More information on Phlebopus marginatus on 'Tall Trees and Mushrooms', the nature blog of a fungi enthusiast and chemical engineer:


Keith said...

So they are supposed to be edible, but personally I do not know enough about fungi to be able to feel comfortable eating it.

Gaye said...

Likewise, I don't know enough to feel comfortable eating wild-collected fungi, but there are people out there who certainly do eat some species of fungi with confidence. Too risky for me, though.

In my blog entry below, I have a picture of the bolete Suillus luetus being prepared for drying.



Gaye said...

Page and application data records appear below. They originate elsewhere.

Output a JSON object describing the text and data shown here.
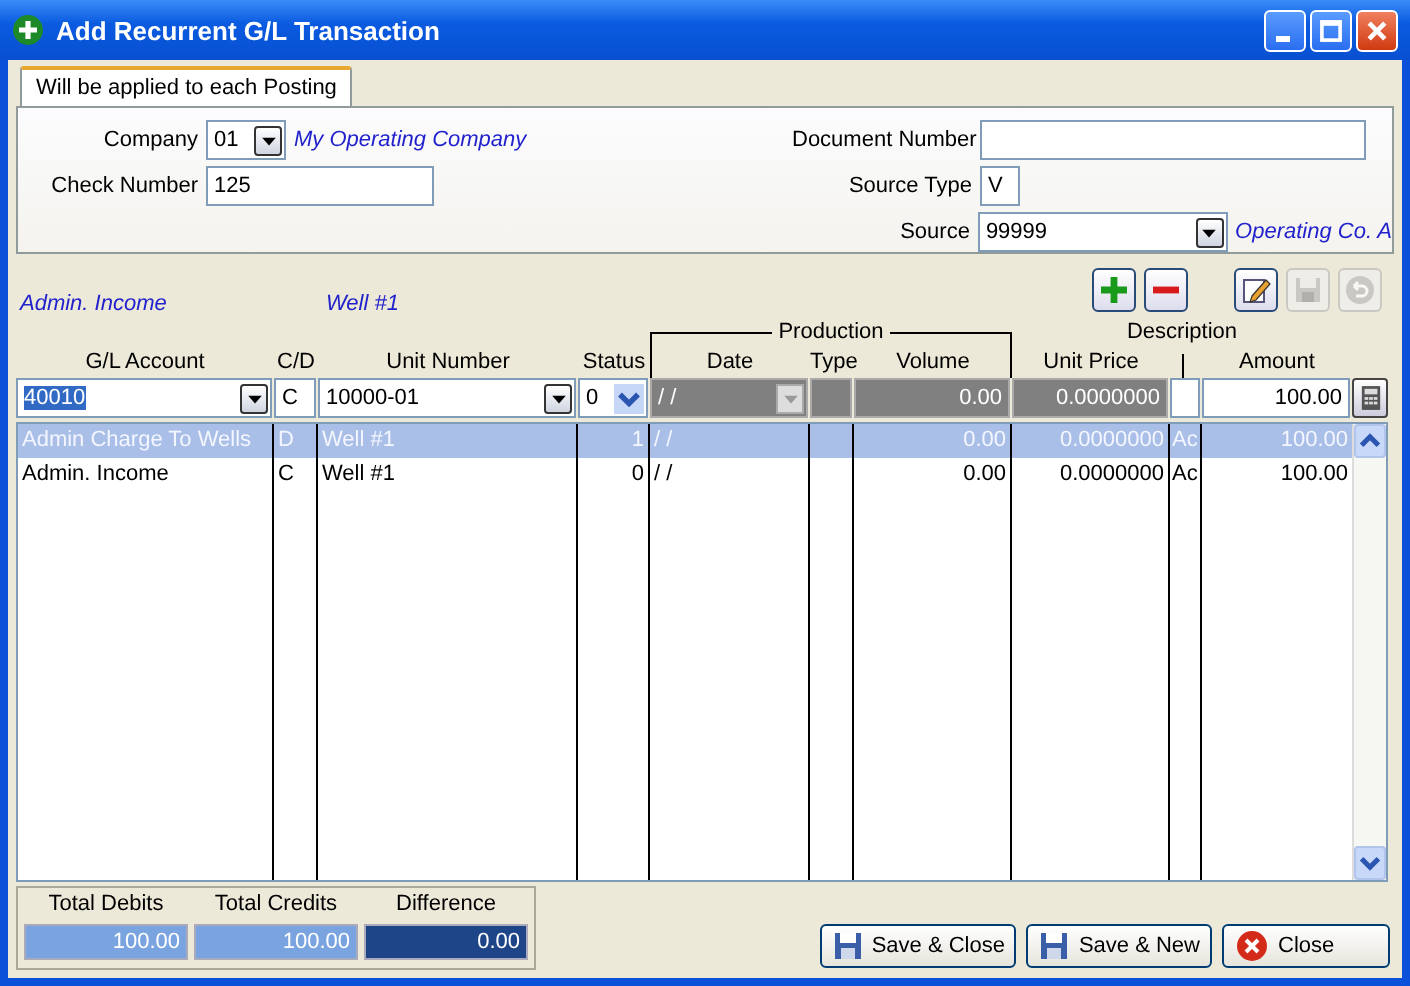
{
  "window": {
    "title": "Add Recurrent G/L Transaction"
  },
  "tab": {
    "label": "Will be applied to each Posting",
    "selected": true
  },
  "company": {
    "label": "Company",
    "value": "01",
    "name": "My Operating Company"
  },
  "check_number": {
    "label": "Check Number",
    "value": "125"
  },
  "document_number": {
    "label": "Document Number"
  },
  "source_type": {
    "label": "Source Type",
    "value": "V"
  },
  "source": {
    "label": "Source",
    "value": "99999",
    "name": "Operating Co. A"
  },
  "toolbar": [
    {
      "kind": "add",
      "disabled": false
    },
    {
      "kind": "remove",
      "disabled": false
    },
    {
      "kind": "edit",
      "disabled": false
    },
    {
      "kind": "save",
      "disabled": true
    },
    {
      "kind": "undo",
      "disabled": true
    }
  ],
  "info": {
    "account_name": "Admin. Income",
    "unit_name": "Well #1"
  },
  "grid": {
    "group_label": "Production",
    "description_label": "Description",
    "columns": [
      "G/L Account",
      "C/D",
      "Unit Number",
      "Status",
      "Date",
      "Type",
      "Volume",
      "Unit Price",
      "Amount"
    ],
    "entry": {
      "gl_account": "40010",
      "cd": "C",
      "unit_number": "10000-01",
      "status": "0",
      "date": "/ /",
      "volume": "0.00",
      "unit_price": "0.0000000",
      "amount": "100.00"
    },
    "rows": [
      {
        "selected": true,
        "cells": [
          "Admin Charge To Wells",
          "D",
          "Well #1",
          "1",
          "/ /",
          "",
          "0.00",
          "0.0000000",
          "Ac",
          "100.00"
        ]
      },
      {
        "selected": false,
        "cells": [
          "Admin. Income",
          "C",
          "Well #1",
          "0",
          "/ /",
          "",
          "0.00",
          "0.0000000",
          "Ac",
          "100.00"
        ]
      }
    ]
  },
  "totals": [
    {
      "label": "Total Debits",
      "value": "100.00",
      "kind": "light"
    },
    {
      "label": "Total Credits",
      "value": "100.00",
      "kind": "light"
    },
    {
      "label": "Difference",
      "value": "0.00",
      "kind": "dark"
    }
  ],
  "buttons": [
    {
      "label": "Save & Close",
      "kind": "save"
    },
    {
      "label": "Save & New",
      "kind": "save"
    },
    {
      "label": "Close",
      "kind": "close"
    }
  ]
}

ABC Radio Newcastle 1233 breakfast producer, Karen Shrosbery, will be interviewing me on air at 7.15am Friday 15th July (tomorrow), regarding fungi and my fungi blog - for those who are interested in the fascinating world of fungi.


Keith said...

So, a star is born! Good luck with the interview, I hate doing interviews.

Gaye said...

Thanks. I'm a quiet achiever, much more comfortable with listening and writing than I am with talking. But I'll try to make the most of the opportunity to spread the word about some little-known aspects of the beauty and importance of the natural world.


morrie2 said...

Hi Gaye

I would be very interested to listen to your interview if it is available as a podcast.



Gaye said...

Hello Morrie,

I've had a look at the ABC Radio site, and as far as I can see, it is not available. Following the interview on Friday, I was asked to do an interview on Sunday ABC State-wide, and the producer has posted up a link to my blog, but my journal instead of my fungi blog. I don't mind, however, because I have a lot of useful life-stories told on my journal blog that I am receiving emails regarding them being helpful - so that's all good.


The interview didn't contain anything technical, just general information on fungi and how I got started.

Thanks for your interest. I now have an opportunity to discuss taking part in workshops at the University of Newcastle, so besides spreading the good word about fungi, the exposure has been good for me.


Guenter said...

Hi everybody,
Collected mushrooms all my life in Germany and since in Australia I came across this gigantic mushroom and found 7 of them today close to Pearsdale, Victoria. As many information on Google say this mushroom is edible, we cleaned them, cooked them as we do also with pine mushrooms and slippery jacks and finally eat some of them. Unfortunately we dont like the taste at all as it is similar to rotten wood... What as shame! So we put the complete dish with all the onions and baconpieces into the rubbish-bin.
Kind regards